The analogy works pretty well. In addition to his skills as a businessman, he undoubtedly had powerful adhesive-like qualities – alternately viscous and rigid, an ideal fixer for cracks and an effective binder for surfaces that would fall apart if left to the force of gravity.

Now that the companies have engaged in emergency talks about transforming the alliance for the electric vehicle era, it’s beginning to look like they could benefit from some sort of fixative, even – and perhaps most usefully – a rubber band. It’s been a long time since the once groundbreaking alliance between Renault and Nissan was anything but a cautionary tale. After all, it can be a positive lesson for the global industry.

The talks, for which Renault boss Luca de Meo flew to Japan earlier this month, were painfully overdue. And while the underlying reasons things are so bad are complex, the Ghosn-as-glue metaphor has become the easiest narrative of the last four years to understand because things have clearly resolved themselves in the former supremo’s absence .

Quite apart from the financial woes reported by both companies, the alliance has been creeping towards what looks very much like a partnership in name only. Executives in both Paris and Yokohama privately describe an almost dysfunctional working relationship with existing joint projects and a mutual distrust that makes new projects seem implausible. Still, the Alliance has braced itself for a monumental series of stress tests as it seeks to reinvent the entire marriage as a challenger to Tesla.

In this dire situation, however, a way out has emerged. After two years under de Meo’s more pragmatic leadership, Renault needs investment from Nissan in an electric vehicle venture and formal approval to transfer technology to an internal combustion engine joint venture with China’s Geely.

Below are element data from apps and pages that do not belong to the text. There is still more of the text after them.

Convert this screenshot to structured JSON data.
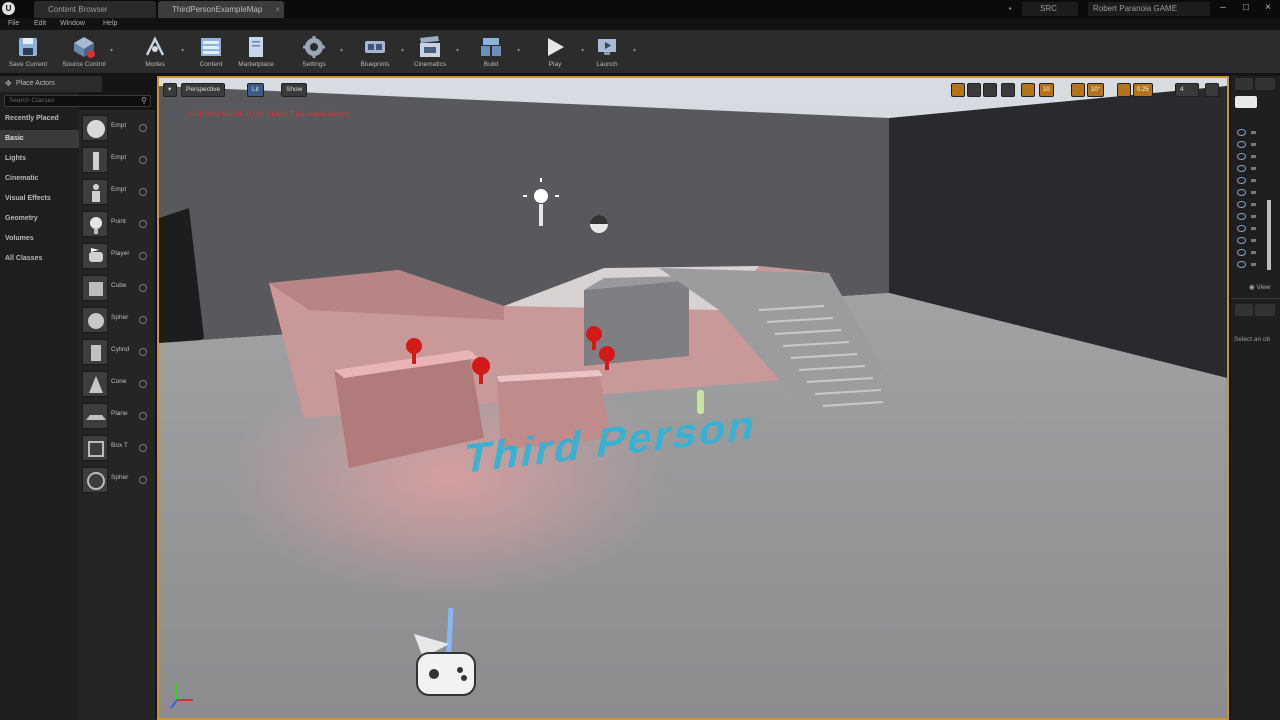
{
  "titlebar": {
    "tabs": [
      {
        "label": "Content Browser"
      },
      {
        "label": "ThirdPersonExampleMap"
      }
    ],
    "source_badge": "SRC",
    "project_name": "Robert Paranoia GAME",
    "window_buttons": [
      "minimize",
      "maximize",
      "close"
    ]
  },
  "menubar": {
    "items": [
      "File",
      "Edit",
      "Window",
      "Help"
    ]
  },
  "toolbar": {
    "buttons": [
      {
        "label": "Save Current",
        "icon": "save-icon"
      },
      {
        "label": "Source Control",
        "icon": "source-control-icon"
      },
      {
        "label": "Modes",
        "icon": "modes-icon"
      },
      {
        "label": "Content",
        "icon": "content-icon"
      },
      {
        "label": "Marketplace",
        "icon": "marketplace-icon"
      },
      {
        "label": "Settings",
        "icon": "settings-icon"
      },
      {
        "label": "Blueprints",
        "icon": "blueprints-icon"
      },
      {
        "label": "Cinematics",
        "icon": "cinematics-icon"
      },
      {
        "label": "Build",
        "icon": "build-icon"
      },
      {
        "label": "Play",
        "icon": "play-icon"
      },
      {
        "label": "Launch",
        "icon": "launch-icon"
      }
    ]
  },
  "modes": {
    "header": "Place Actors",
    "search_placeholder": "Search Classes",
    "categories": [
      {
        "label": "Recently Placed"
      },
      {
        "label": "Basic",
        "active": true
      },
      {
        "label": "Lights"
      },
      {
        "label": "Cinematic"
      },
      {
        "label": "Visual Effects"
      },
      {
        "label": "Geometry"
      },
      {
        "label": "Volumes"
      },
      {
        "label": "All Classes"
      }
    ],
    "items": [
      {
        "label": "Empt"
      },
      {
        "label": "Empt"
      },
      {
        "label": "Empt"
      },
      {
        "label": "Point"
      },
      {
        "label": "Player"
      },
      {
        "label": "Cube"
      },
      {
        "label": "Spher"
      },
      {
        "label": "Cylind"
      },
      {
        "label": "Cone"
      },
      {
        "label": "Plane"
      },
      {
        "label": "Box T"
      },
      {
        "label": "Spher"
      }
    ]
  },
  "viewport": {
    "view_mode": "Perspective",
    "lighting_mode": "Lit",
    "show_label": "Show",
    "status_message": "LIGHTING NEEDS TO BE REBUILT (22 unbuilt objects)",
    "grid_value": "10",
    "angle_value": "10°",
    "scale_value": "0.25",
    "camera_speed": "4",
    "floor_text": "Third Person",
    "accent_color": "#c8962e"
  },
  "outliner": {
    "view_options_label": "View",
    "select_hint": "Select an ob"
  }
}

Nissan, meanwhile, sees these requests as a golden opportunity to end the imbalance at the heart of the relationship. Renault owns 43 percent of the shares and voting rights in its larger Japanese partner, which in turn holds only 15 percent and no voting rights in the French company. Nissan’s proposal, people close to the discussions say, is that the mutual stakes be adjusted to 15 percent.

The imbalance – increasingly loathed by Nissan, as a reminder of the bailout that led to the existence of Renault’s large stake and a mechanism for what it sees as continued exploitation by its partner – was the main stress point that required all the gluing by Ghosn.

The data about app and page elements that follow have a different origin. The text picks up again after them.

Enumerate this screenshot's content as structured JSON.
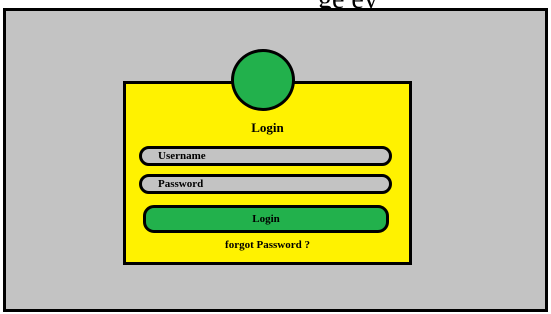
{
  "header": {
    "partial_text": "ge   ey"
  },
  "login": {
    "title": "Login",
    "username_placeholder": "Username",
    "password_placeholder": "Password",
    "button_label": "Login",
    "forgot_link": "forgot Password ?"
  },
  "colors": {
    "background": "#c3c3c3",
    "card": "#fff200",
    "accent": "#22b14c",
    "border": "#000000"
  }
}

Since the talks became known, some analysts have viewed this as a positive sign. There are numerous obstacles to a deal, but the most likely alternative is for the alliance to fall apart just when both companies – along with third alliance partner Mitsubishi – need them more than ever. If a realignment of stakes is accompanied by a new, transparent version of the framework agreement underpinning the alliance, there is at least a chance that the Franco-Japanese giant will play along.

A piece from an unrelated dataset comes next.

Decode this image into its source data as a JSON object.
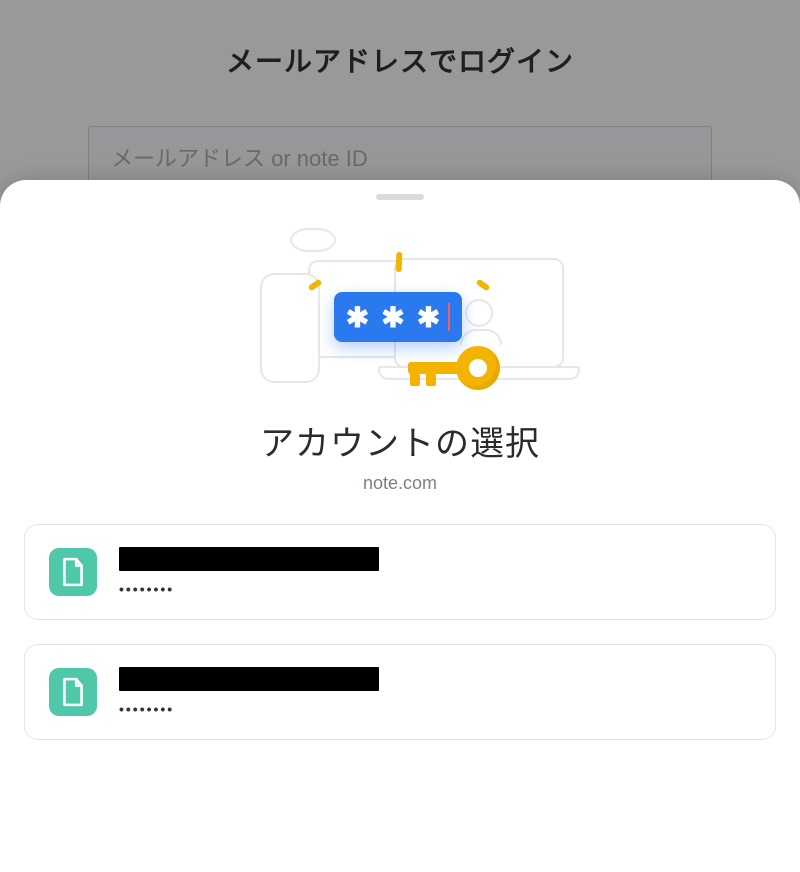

The problem, Nissan executives complain, is that Ghosn has behaved, particularly on the intellectual property issue, as if the groups were connected by something much stronger than they really were. IP was generously shared as a currency of goodwill within an alliance that was unable to coin much of it in any other way. That has made things more hazy than they could ideally be, as spin-off ventures and deals require individual and shared intellectual property to be pulled apart, and as Allianz pushes ahead with €23 billion electrification plans announced in January.

The difficulty created by the Ghosn-era intellectual property regime, people close to both Nissan and Renault say, is that while the alliance will always demand a certain level of loyalty, success in the electric-vehicle era However, this will only happen if both partners acknowledge that it is an open relationship. The electrification of cars (especially the conversion of vehicles into mobile software platforms), the development of battery technology and the phasing out of internal combustion engine models will require a high level of rapid partnership building and IP sharing with parties outside the alliance. Renault, for example, seems to be on the way to deepening its relationship with Google.

The false appeal of the Ghosn glue imagery is that it hinges on the idea of ​​a magical cement – the missing ingredient between the Alliance’s success and the chaos it now finds itself in. The reason a stakes rebalance is so important is that it will symbolically rethink what that relationship might be. If ever glue was really needed, what the alliance needs now, above all else, is flexibility. The Renault-Nissan alliance is in a tight spot without Ghosn’s glue

Adam Bradshaw

TheHitc is an automatic aggregator of the all world’s media. In each content, the hyperlink to the primary source is specified. All trademarks belong to their rightful owners, all materials to their authors. If you are the owner of the content and do not want us to publish your materials, please contact us by email – The content will be deleted within 24 hours.

Related Articles

Back to top button